The following is an edited version of outgoing New Zealand Baptist Union President Merrilyn Withers’ reflections to Assembly Council at the end of last year.
1. Ministry of the whole church
As I have travelled I have sensed the growing need for ownership of ministry of the whole church by leaders. While we might specialise in and be passionate about our own particular areas, we have to work together and communicate across the generations for the good and the growth of the whole church. Otherwise we undermine our total effort for the Kingdom of God.
As youth specialists, we have a particular responsibility to and passion for teens, but if there is not good integration and communication with those who work with children and Intermediates, the ongoing value of a lot of our work is lost. And this reaches upwards to young adults and older adults.
It is no good one part of the body working effectively if others are not working alongside it. That includes every ministry within the church. I sense a growing awareness that many are expressing the need to strategise and work together across the whole board, and not just to spin in our own circles as we sometimes tend to do.
Nigel Cottle, in some research on young adult ministry, has strongly concluded that we need a far greater ownership, endorsement and support of what each part of the church body is doing. We need much more intentional working together and integration within the church.
The reality is that it is not just young adults who are leaving our churches, it is also the 50-plus group, and I wonder whether the time is right to have some solid dialogue between children’s specialists, youth specialists, associate pastors, and senior pastors as to how we best move forward as churches. I think this would be a stimulating and exciting discussion!
2. Authentic sharing
At the Baptist Assembly in Rangiora last November, it was interesting to note how many appreciated the authenticity and personal sharing of a number of people. It showed to me afresh the power of what being a family of churches actually is all about –relationship, knowing each other, being able to be real, and being there for each other through times of success and failure. That does far more for our commitment to a common cause, and willingness to support the wider picture through thick and thin, than anything.
Of course we need vision and challenge, and it was wonderful to have these at Assembly, but one of the key contributions that people seemed to have valued over recent years is the sense of family, togetherness and shared goals that is evident.
My hope and prayer is that this will grow and continue and bear much fruit in the years ahead.
As a family of churches, partnership has to be a high priority. One of our distinctives is a strong and autonomous local church, but I also love the idea that being a union of churches is more than being “just about me and my church.” It is about resourcing, empowering and supporting others. This also fits in with what I said above about partnering with other ministries in our local churches so that we can gain the best from our local family ministries.
I sense there are good days ahead for us as a movement of churches. That doesn’t mean there won’t be challenges and tough times, but I feel a growing unity – if not in all places and times – but nevertheless a unity that desires to see us move forward as a movement, and is more willing than before to do what needs to happen to see this achieved.

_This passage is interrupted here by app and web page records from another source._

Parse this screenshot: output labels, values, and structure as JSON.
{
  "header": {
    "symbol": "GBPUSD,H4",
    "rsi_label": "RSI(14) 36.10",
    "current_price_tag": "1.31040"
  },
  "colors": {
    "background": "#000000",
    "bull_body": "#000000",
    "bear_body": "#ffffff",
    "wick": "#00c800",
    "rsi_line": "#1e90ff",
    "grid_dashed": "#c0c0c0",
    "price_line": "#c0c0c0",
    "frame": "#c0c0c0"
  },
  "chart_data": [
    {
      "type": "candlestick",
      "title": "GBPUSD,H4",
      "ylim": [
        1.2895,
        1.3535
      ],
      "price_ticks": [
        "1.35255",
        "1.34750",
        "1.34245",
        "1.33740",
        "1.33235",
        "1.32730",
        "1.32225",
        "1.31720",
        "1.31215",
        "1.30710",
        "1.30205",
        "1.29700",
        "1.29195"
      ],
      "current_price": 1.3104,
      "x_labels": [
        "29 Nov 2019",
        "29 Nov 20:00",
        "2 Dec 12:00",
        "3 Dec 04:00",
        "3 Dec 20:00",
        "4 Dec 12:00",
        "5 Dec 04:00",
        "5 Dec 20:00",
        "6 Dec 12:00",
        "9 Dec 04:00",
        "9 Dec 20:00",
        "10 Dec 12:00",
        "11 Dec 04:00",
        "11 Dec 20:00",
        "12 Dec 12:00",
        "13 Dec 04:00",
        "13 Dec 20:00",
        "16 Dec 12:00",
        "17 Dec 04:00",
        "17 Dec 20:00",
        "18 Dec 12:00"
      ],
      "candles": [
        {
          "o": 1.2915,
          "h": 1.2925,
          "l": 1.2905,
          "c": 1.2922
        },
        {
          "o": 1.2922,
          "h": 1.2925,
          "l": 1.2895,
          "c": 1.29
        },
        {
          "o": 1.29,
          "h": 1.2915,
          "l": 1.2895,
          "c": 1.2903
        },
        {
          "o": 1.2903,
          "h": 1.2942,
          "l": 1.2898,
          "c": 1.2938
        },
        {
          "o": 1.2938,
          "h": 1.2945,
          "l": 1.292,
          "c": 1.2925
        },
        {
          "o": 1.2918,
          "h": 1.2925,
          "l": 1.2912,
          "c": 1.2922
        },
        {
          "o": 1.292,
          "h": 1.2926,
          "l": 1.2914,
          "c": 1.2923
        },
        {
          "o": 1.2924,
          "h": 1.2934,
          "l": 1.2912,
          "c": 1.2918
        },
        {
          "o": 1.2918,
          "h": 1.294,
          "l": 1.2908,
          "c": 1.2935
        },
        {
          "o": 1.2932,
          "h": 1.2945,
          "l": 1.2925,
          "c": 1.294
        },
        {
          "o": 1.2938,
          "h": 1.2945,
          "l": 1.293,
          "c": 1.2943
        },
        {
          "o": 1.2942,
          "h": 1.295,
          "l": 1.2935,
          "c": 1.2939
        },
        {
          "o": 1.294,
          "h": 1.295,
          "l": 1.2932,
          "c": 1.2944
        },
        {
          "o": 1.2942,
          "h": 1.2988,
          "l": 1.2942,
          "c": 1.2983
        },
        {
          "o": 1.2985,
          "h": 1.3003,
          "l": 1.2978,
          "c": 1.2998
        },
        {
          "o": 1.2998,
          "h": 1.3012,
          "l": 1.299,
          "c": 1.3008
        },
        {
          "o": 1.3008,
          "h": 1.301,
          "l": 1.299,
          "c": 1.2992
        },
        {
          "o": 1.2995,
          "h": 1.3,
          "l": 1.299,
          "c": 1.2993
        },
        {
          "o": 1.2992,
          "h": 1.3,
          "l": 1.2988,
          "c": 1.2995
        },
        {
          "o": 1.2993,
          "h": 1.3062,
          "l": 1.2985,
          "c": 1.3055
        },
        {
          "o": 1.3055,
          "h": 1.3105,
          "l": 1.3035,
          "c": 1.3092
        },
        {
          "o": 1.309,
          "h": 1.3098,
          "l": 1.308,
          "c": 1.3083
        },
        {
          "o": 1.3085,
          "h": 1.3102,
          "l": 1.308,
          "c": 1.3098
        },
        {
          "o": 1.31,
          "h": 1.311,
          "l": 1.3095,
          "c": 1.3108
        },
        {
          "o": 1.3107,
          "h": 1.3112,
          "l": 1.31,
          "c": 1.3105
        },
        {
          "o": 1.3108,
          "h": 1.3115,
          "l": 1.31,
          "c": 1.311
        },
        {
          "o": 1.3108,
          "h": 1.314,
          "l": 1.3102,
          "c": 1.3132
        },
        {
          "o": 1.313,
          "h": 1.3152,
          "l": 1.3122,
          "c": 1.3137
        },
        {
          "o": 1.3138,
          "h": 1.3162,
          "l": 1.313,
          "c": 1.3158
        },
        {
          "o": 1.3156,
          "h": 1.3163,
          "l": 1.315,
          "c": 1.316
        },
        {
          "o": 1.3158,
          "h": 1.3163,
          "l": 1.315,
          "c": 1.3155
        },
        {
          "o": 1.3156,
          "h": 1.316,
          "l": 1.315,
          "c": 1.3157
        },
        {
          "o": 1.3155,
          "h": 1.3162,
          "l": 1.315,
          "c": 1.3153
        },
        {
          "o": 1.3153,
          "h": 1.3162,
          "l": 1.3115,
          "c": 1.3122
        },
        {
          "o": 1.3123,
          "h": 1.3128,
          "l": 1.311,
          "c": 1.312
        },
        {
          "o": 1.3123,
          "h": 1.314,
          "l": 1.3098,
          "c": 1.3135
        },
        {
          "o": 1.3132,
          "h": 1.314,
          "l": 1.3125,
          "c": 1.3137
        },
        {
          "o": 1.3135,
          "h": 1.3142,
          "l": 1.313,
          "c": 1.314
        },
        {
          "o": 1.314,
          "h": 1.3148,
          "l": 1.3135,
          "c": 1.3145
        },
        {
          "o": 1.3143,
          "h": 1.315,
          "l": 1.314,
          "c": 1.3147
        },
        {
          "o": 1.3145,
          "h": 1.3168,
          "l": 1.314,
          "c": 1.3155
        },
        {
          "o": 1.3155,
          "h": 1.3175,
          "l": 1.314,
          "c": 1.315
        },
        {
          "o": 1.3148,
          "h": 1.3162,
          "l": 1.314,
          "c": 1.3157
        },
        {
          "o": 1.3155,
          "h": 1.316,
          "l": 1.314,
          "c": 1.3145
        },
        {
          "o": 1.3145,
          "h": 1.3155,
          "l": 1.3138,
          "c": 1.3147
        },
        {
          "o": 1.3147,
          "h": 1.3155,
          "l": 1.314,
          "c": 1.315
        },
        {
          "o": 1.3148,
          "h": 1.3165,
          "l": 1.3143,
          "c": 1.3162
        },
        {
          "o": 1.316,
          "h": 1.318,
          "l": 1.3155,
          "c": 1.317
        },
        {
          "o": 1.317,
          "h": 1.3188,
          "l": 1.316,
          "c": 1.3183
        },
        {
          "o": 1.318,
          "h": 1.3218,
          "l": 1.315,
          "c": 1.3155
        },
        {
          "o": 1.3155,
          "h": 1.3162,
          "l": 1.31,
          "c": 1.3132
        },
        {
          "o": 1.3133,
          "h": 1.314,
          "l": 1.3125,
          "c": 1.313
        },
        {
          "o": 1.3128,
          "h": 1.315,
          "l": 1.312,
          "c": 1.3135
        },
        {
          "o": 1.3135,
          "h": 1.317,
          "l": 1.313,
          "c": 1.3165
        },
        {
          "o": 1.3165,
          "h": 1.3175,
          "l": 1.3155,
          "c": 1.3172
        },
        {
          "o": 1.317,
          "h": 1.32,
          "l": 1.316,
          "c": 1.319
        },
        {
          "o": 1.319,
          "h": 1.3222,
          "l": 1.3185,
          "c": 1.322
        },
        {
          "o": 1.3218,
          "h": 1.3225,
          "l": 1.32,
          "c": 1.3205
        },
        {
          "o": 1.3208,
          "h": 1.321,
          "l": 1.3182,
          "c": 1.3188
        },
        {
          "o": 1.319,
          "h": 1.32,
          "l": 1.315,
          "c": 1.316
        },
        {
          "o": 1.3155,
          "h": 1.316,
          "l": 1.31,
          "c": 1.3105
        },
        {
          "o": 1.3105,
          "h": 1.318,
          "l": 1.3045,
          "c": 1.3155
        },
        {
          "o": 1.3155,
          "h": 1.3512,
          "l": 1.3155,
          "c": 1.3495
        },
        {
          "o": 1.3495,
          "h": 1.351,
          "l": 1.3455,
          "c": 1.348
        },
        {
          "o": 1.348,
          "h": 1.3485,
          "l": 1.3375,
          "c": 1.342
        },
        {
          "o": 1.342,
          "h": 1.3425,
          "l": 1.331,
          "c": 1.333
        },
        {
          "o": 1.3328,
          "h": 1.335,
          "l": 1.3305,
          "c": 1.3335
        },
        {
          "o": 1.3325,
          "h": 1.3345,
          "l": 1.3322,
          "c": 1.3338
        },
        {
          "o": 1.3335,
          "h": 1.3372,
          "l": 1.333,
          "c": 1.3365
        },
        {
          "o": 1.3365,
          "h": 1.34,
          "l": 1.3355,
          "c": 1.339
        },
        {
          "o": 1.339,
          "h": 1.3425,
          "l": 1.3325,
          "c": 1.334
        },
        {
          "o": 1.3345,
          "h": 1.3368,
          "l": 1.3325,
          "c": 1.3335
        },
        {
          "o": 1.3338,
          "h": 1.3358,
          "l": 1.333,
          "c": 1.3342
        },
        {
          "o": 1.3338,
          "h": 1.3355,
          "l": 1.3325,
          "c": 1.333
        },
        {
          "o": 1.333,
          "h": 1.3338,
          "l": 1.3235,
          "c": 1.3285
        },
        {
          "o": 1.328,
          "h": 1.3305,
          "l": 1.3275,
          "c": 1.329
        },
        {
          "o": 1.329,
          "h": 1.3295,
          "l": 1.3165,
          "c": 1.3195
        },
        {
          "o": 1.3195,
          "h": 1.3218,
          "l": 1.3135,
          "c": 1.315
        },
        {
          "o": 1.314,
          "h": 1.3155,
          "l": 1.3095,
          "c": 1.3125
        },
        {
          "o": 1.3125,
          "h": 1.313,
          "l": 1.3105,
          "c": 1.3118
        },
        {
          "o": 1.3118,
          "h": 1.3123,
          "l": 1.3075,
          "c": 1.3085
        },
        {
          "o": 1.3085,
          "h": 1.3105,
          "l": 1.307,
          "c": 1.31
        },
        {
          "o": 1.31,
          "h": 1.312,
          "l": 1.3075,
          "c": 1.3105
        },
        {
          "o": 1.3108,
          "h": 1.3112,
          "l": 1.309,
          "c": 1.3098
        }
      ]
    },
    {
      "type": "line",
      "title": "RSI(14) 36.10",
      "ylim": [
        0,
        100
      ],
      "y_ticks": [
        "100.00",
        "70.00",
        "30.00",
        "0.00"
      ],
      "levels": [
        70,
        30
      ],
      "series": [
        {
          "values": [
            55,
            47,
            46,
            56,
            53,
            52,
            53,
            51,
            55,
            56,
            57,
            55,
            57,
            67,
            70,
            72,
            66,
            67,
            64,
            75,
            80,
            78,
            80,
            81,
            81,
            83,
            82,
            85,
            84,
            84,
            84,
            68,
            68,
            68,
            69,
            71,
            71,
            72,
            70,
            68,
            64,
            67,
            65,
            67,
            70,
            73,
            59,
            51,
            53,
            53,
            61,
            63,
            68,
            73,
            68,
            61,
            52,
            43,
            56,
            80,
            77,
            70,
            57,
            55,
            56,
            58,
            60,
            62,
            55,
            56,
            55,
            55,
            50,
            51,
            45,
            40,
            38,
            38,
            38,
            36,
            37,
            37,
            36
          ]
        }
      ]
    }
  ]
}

I am also really encouraged to see the depth and breadth of what individuals in leadership bring to our movement at this time. There is a great mix of gifts, personality, and leadership styles and focus which I think give a very well-rounded balance of pastoral care, supportive enthusiasm, ability to reflect and analyse the present, past and future, ask the tough questions, dream and envision, but also ask the tough practical questions regarding resourcing.
May God continue to bless our family and movement of churches as we move forward into the future!